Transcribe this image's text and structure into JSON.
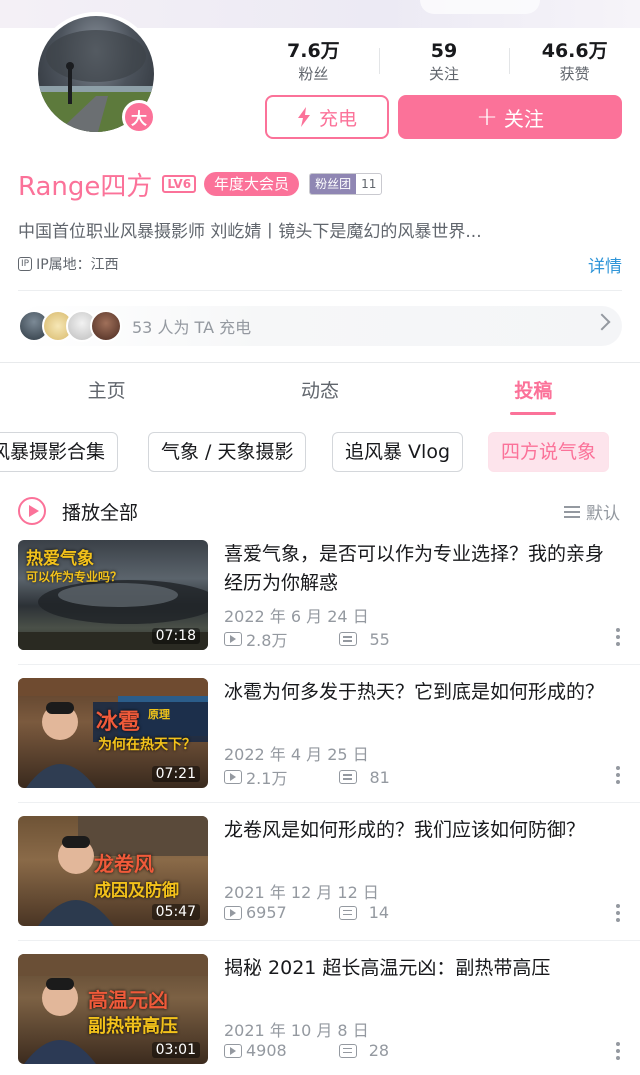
{
  "profile": {
    "level_badge": "大",
    "stats": [
      {
        "value": "7.6万",
        "label": "粉丝"
      },
      {
        "value": "59",
        "label": "关注"
      },
      {
        "value": "46.6万",
        "label": "获赞"
      }
    ],
    "charge_label": "充电",
    "follow_label": "关注",
    "username": "Range四方",
    "level_tag": "LV6",
    "vip_tag": "年度大会员",
    "fan_group": {
      "label": "粉丝团",
      "count": "11"
    },
    "bio": "中国首位职业风暴摄影师 刘屹婧丨镜头下是魔幻的风暴世界...",
    "ip_icon": "IP",
    "ip_location": "IP属地：江西",
    "detail_link": "详情",
    "charge_summary": "53 人为 TA 充电"
  },
  "tabs": [
    {
      "label": "主页",
      "active": false
    },
    {
      "label": "动态",
      "active": false
    },
    {
      "label": "投稿",
      "active": true
    }
  ],
  "collections": [
    {
      "label": "风暴摄影合集",
      "active": false
    },
    {
      "label": "气象 / 天象摄影",
      "active": false
    },
    {
      "label": "追风暴 Vlog",
      "active": false
    },
    {
      "label": "四方说气象",
      "active": true
    }
  ],
  "list_header": {
    "play_all": "播放全部",
    "sort": "默认"
  },
  "videos": [
    {
      "title": "喜爱气象，是否可以作为专业选择？我的亲身经历为你解惑",
      "date": "2022 年 6 月 24 日",
      "plays": "2.8万",
      "danmaku": "55",
      "duration": "07:18",
      "thumb_text_1": "热爱气象",
      "thumb_text_2": "可以作为专业吗？"
    },
    {
      "title": "冰雹为何多发于热天？它到底是如何形成的？",
      "date": "2022 年 4 月 25 日",
      "plays": "2.1万",
      "danmaku": "81",
      "duration": "07:21",
      "thumb_text_1": "冰雹",
      "thumb_text_1b": "原理",
      "thumb_text_2": "为何在热天下？"
    },
    {
      "title": "龙卷风是如何形成的？我们应该如何防御？",
      "date": "2021 年 12 月 12 日",
      "plays": "6957",
      "danmaku": "14",
      "duration": "05:47",
      "thumb_text_1": "龙卷风",
      "thumb_text_2": "成因及防御"
    },
    {
      "title": "揭秘 2021 超长高温元凶：副热带高压",
      "date": "2021 年 10 月 8 日",
      "plays": "4908",
      "danmaku": "28",
      "duration": "03:01",
      "thumb_text_1": "高温元凶",
      "thumb_text_2": "副热带高压"
    }
  ],
  "colors": {
    "accent": "#fb7299",
    "link": "#2f95d8",
    "muted": "#9499a0"
  }
}
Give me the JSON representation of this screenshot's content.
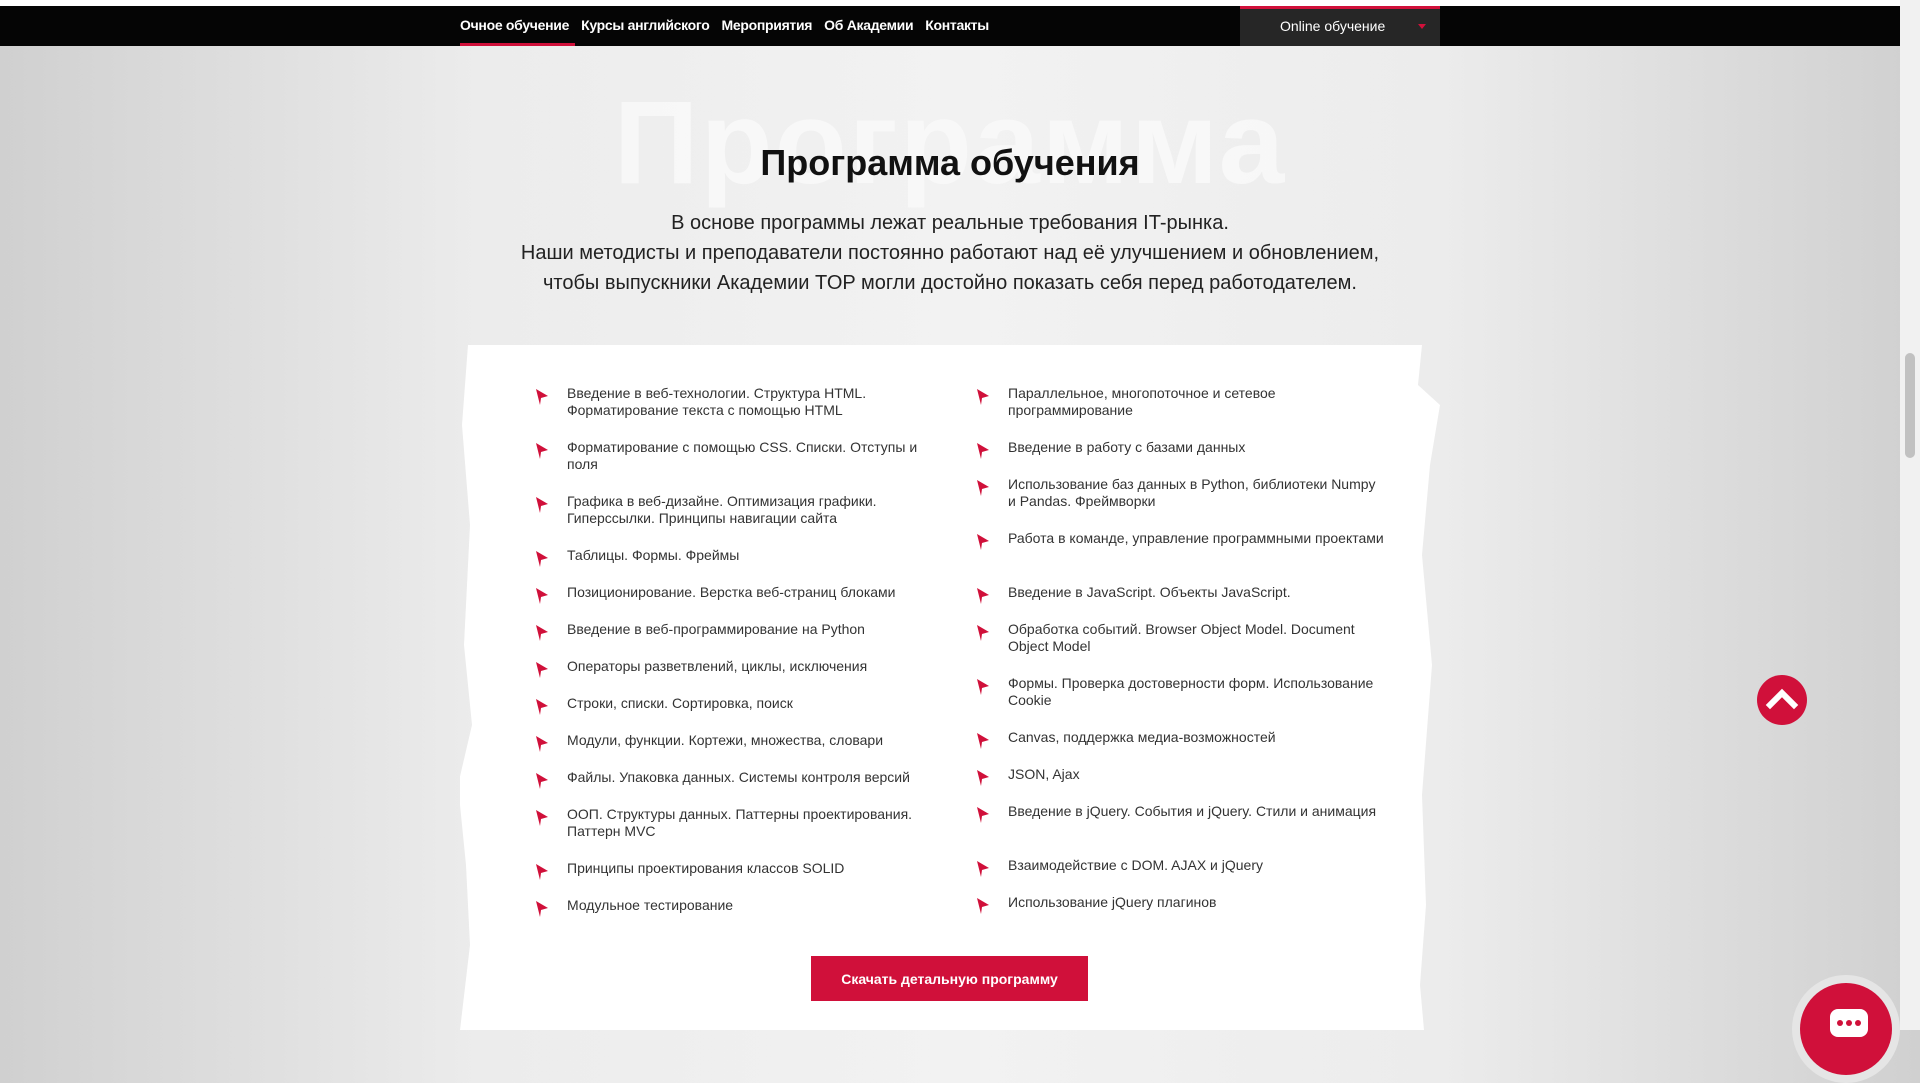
{
  "nav": {
    "items": [
      {
        "label": "Очное обучение",
        "active": true
      },
      {
        "label": "Курсы английского",
        "active": false
      },
      {
        "label": "Мероприятия",
        "active": false
      },
      {
        "label": "Об Академии",
        "active": false
      },
      {
        "label": "Контакты",
        "active": false
      }
    ],
    "online_label": "Online обучение"
  },
  "section": {
    "watermark": "Программа",
    "title": "Программа обучения",
    "description": [
      "В основе программы лежат реальные требования IT-рынка.",
      "Наши методисты и преподаватели постоянно работают над её улучшением и обновлением,",
      "чтобы выпускники Академии TOP могли достойно показать себя перед работодателем."
    ]
  },
  "program": {
    "left": [
      "Введение в веб-технологии. Структура HTML. Форматирование текста с помощью HTML",
      "Форматирование с помощью CSS. Списки. Отступы и поля",
      "Графика в веб-дизайне. Оптимизация графики. Гиперссылки. Принципы навигации сайта",
      "Таблицы. Формы. Фреймы",
      "Позиционирование. Верстка веб-страниц блоками",
      "Введение в веб-программирование на Python",
      "Операторы разветвлений, циклы, исключения",
      "Строки, списки. Сортировка, поиск",
      "Модули, функции. Кортежи, множества, словари",
      "Файлы. Упаковка данных. Системы контроля версий",
      "ООП. Структуры данных. Паттерны проектирования. Паттерн MVC",
      "Принципы проектирования классов SOLID",
      "Модульное тестирование"
    ],
    "right": [
      "Параллельное, многопоточное и сетевое программирование",
      "Введение в работу с базами данных",
      "Использование баз данных в Python, библиотеки Numpy и Pandas. Фреймворки",
      "Работа в команде, управление программными проектами",
      "Введение в JavaScript. Объекты JavaScript.",
      "Обработка событий. Browser Object Model. Document Object Model",
      "Формы. Проверка достоверности форм. Использование Cookie",
      "Canvas, поддержка медиа-возможностей",
      "JSON, Ajax",
      "Введение в jQuery. События и jQuery. Стили и анимация",
      "Взаимодействие с DOM. AJAX и jQuery",
      "Использование jQuery плагинов"
    ],
    "download_label": "Скачать детальную программу"
  },
  "colors": {
    "accent": "#d0103a",
    "nav_bg": "#050505",
    "online_bg": "#262626"
  },
  "icons": {
    "bullet": "red-arrow-bullet-icon",
    "scroll_top": "chevron-up-icon",
    "chat": "chat-bubble-icon"
  }
}
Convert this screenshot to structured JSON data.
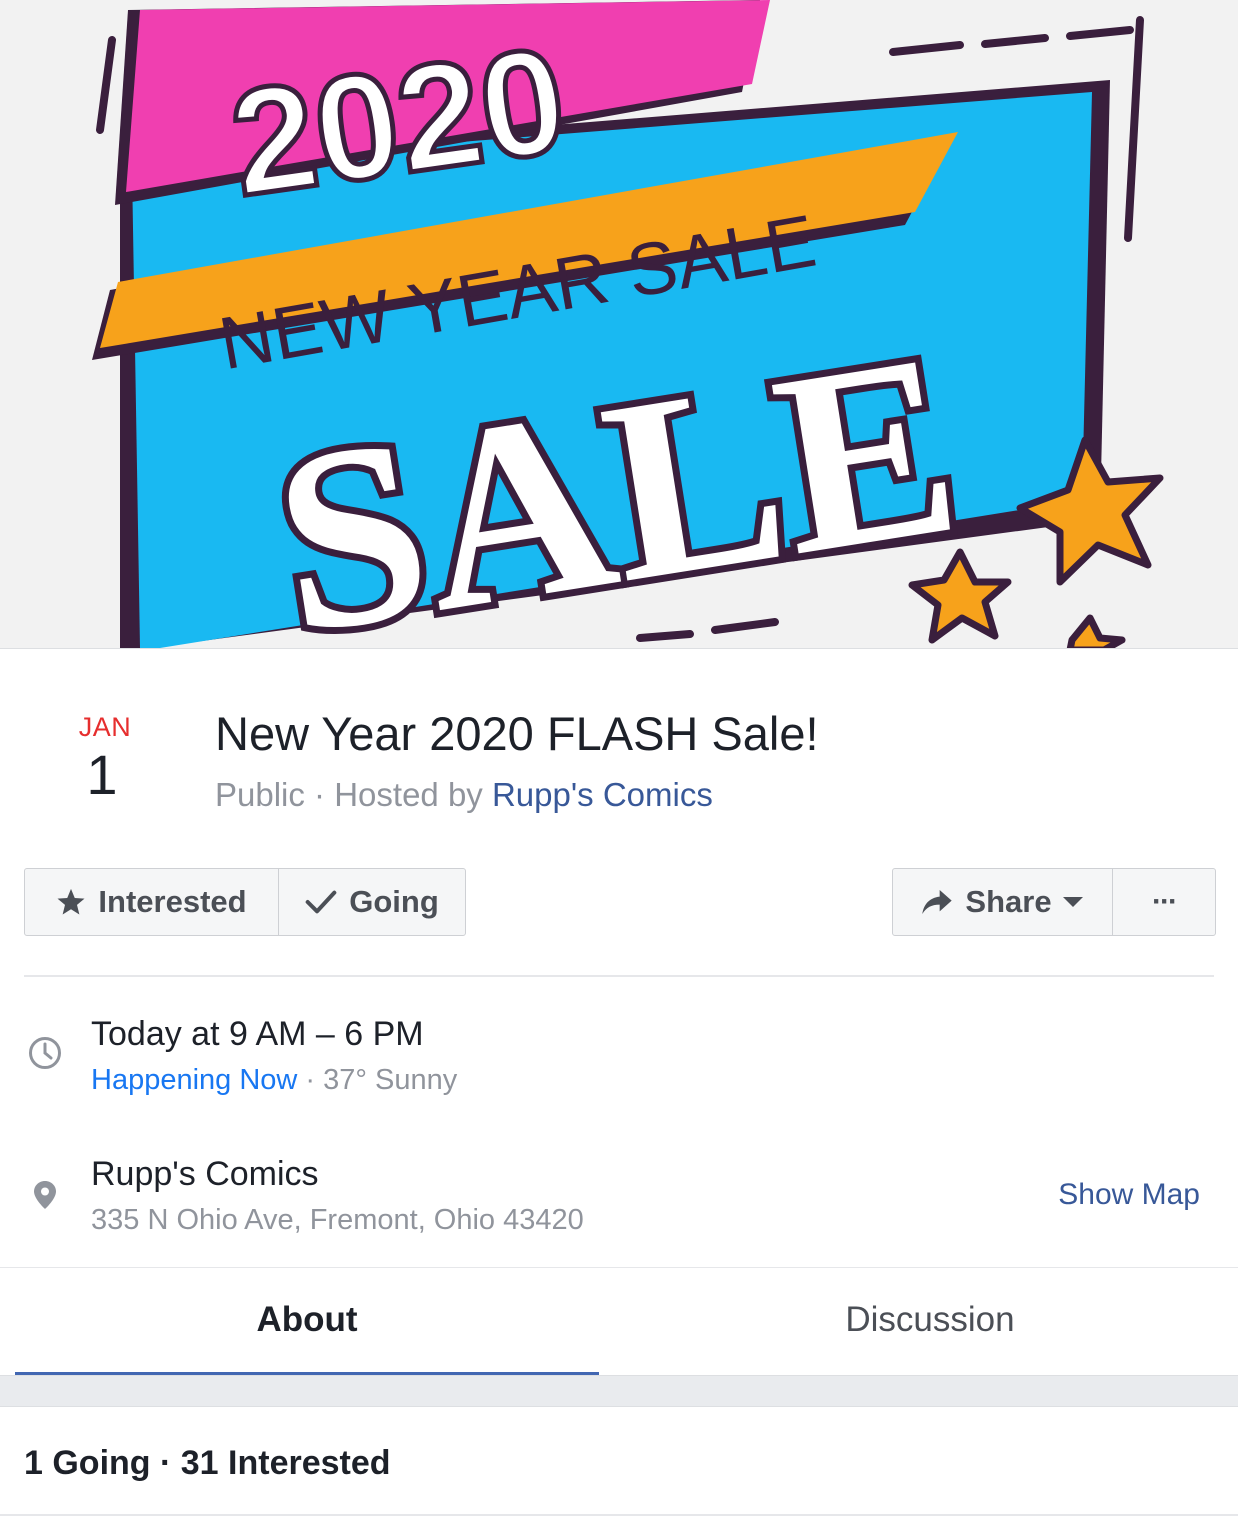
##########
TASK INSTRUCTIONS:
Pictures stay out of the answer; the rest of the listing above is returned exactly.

YOUR RESPONSE:
Transcribe this image's text and structure into JSON.
{
  "profile": {
    "level_badge": "大",
    "stats": [
      {
        "value": "7.6万",
        "label": "粉丝"
      },
      {
        "value": "59",
        "label": "关注"
      },
      {
        "value": "46.6万",
        "label": "获赞"
      }
    ],
    "charge_label": "充电",
    "follow_label": "关注",
    "username": "Range四方",
    "level_tag": "LV6",
    "vip_tag": "年度大会员",
    "fan_group": {
      "label": "粉丝团",
      "count": "11"
    },
    "bio": "中国首位职业风暴摄影师 刘屹婧丨镜头下是魔幻的风暴世界...",
    "ip_icon": "IP",
    "ip_location": "IP属地：江西",
    "detail_link": "详情",
    "charge_summary": "53 人为 TA 充电"
  },
  "tabs": [
    {
      "label": "主页",
      "active": false
    },
    {
      "label": "动态",
      "active": false
    },
    {
      "label": "投稿",
      "active": true
    }
  ],
  "collections": [
    {
      "label": "风暴摄影合集",
      "active": false
    },
    {
      "label": "气象 / 天象摄影",
      "active": false
    },
    {
      "label": "追风暴 Vlog",
      "active": false
    },
    {
      "label": "四方说气象",
      "active": true
    }
  ],
  "list_header": {
    "play_all": "播放全部",
    "sort": "默认"
  },
  "videos": [
    {
      "title": "喜爱气象，是否可以作为专业选择？我的亲身经历为你解惑",
      "date": "2022 年 6 月 24 日",
      "plays": "2.8万",
      "danmaku": "55",
      "duration": "07:18",
      "thumb_text_1": "热爱气象",
      "thumb_text_2": "可以作为专业吗？"
    },
    {
      "title": "冰雹为何多发于热天？它到底是如何形成的？",
      "date": "2022 年 4 月 25 日",
      "plays": "2.1万",
      "danmaku": "81",
      "duration": "07:21",
      "thumb_text_1": "冰雹",
      "thumb_text_1b": "原理",
      "thumb_text_2": "为何在热天下？"
    },
    {
      "title": "龙卷风是如何形成的？我们应该如何防御？",
      "date": "2021 年 12 月 12 日",
      "plays": "6957",
      "danmaku": "14",
      "duration": "05:47",
      "thumb_text_1": "龙卷风",
      "thumb_text_2": "成因及防御"
    },
    {
      "title": "揭秘 2021 超长高温元凶：副热带高压",
      "date": "2021 年 10 月 8 日",
      "plays": "4908",
      "danmaku": "28",
      "duration": "03:01",
      "thumb_text_1": "高温元凶",
      "thumb_text_2": "副热带高压"
    }
  ],
  "colors": {
    "accent": "#fb7299",
    "link": "#2f95d8",
    "muted": "#9499a0"
  }
}
Give me the JSON representation of this screenshot's content.
{
  "nav": {
    "items": [
      {
        "label": "Очное обучение",
        "active": true
      },
      {
        "label": "Курсы английского",
        "active": false
      },
      {
        "label": "Мероприятия",
        "active": false
      },
      {
        "label": "Об Академии",
        "active": false
      },
      {
        "label": "Контакты",
        "active": false
      }
    ],
    "online_label": "Online обучение"
  },
  "section": {
    "watermark": "Программа",
    "title": "Программа обучения",
    "description": [
      "В основе программы лежат реальные требования IT-рынка.",
      "Наши методисты и преподаватели постоянно работают над её улучшением и обновлением,",
      "чтобы выпускники Академии TOP могли достойно показать себя перед работодателем."
    ]
  },
  "program": {
    "left": [
      "Введение в веб-технологии. Структура HTML. Форматирование текста с помощью HTML",
      "Форматирование с помощью CSS. Списки. Отступы и поля",
      "Графика в веб-дизайне. Оптимизация графики. Гиперссылки. Принципы навигации сайта",
      "Таблицы. Формы. Фреймы",
      "Позиционирование. Верстка веб-страниц блоками",
      "Введение в веб-программирование на Python",
      "Операторы разветвлений, циклы, исключения",
      "Строки, списки. Сортировка, поиск",
      "Модули, функции. Кортежи, множества, словари",
      "Файлы. Упаковка данных. Системы контроля версий",
      "ООП. Структуры данных. Паттерны проектирования. Паттерн MVC",
      "Принципы проектирования классов SOLID",
      "Модульное тестирование"
    ],
    "right": [
      "Параллельное, многопоточное и сетевое программирование",
      "Введение в работу с базами данных",
      "Использование баз данных в Python, библиотеки Numpy и Pandas. Фреймворки",
      "Работа в команде, управление программными проектами",
      "Введение в JavaScript. Объекты JavaScript.",
      "Обработка событий. Browser Object Model. Document Object Model",
      "Формы. Проверка достоверности форм. Использование Cookie",
      "Canvas, поддержка медиа-возможностей",
      "JSON, Ajax",
      "Введение в jQuery. События и jQuery. Стили и анимация",
      "Взаимодействие с DOM. AJAX и jQuery",
      "Использование jQuery плагинов"
    ],
    "download_label": "Скачать детальную программу"
  },
  "colors": {
    "accent": "#d0103a",
    "nav_bg": "#050505",
    "online_bg": "#262626"
  },
  "icons": {
    "bullet": "red-arrow-bullet-icon",
    "scroll_top": "chevron-up-icon",
    "chat": "chat-bubble-icon"
  }
}
Convert this screenshot to structured JSON data.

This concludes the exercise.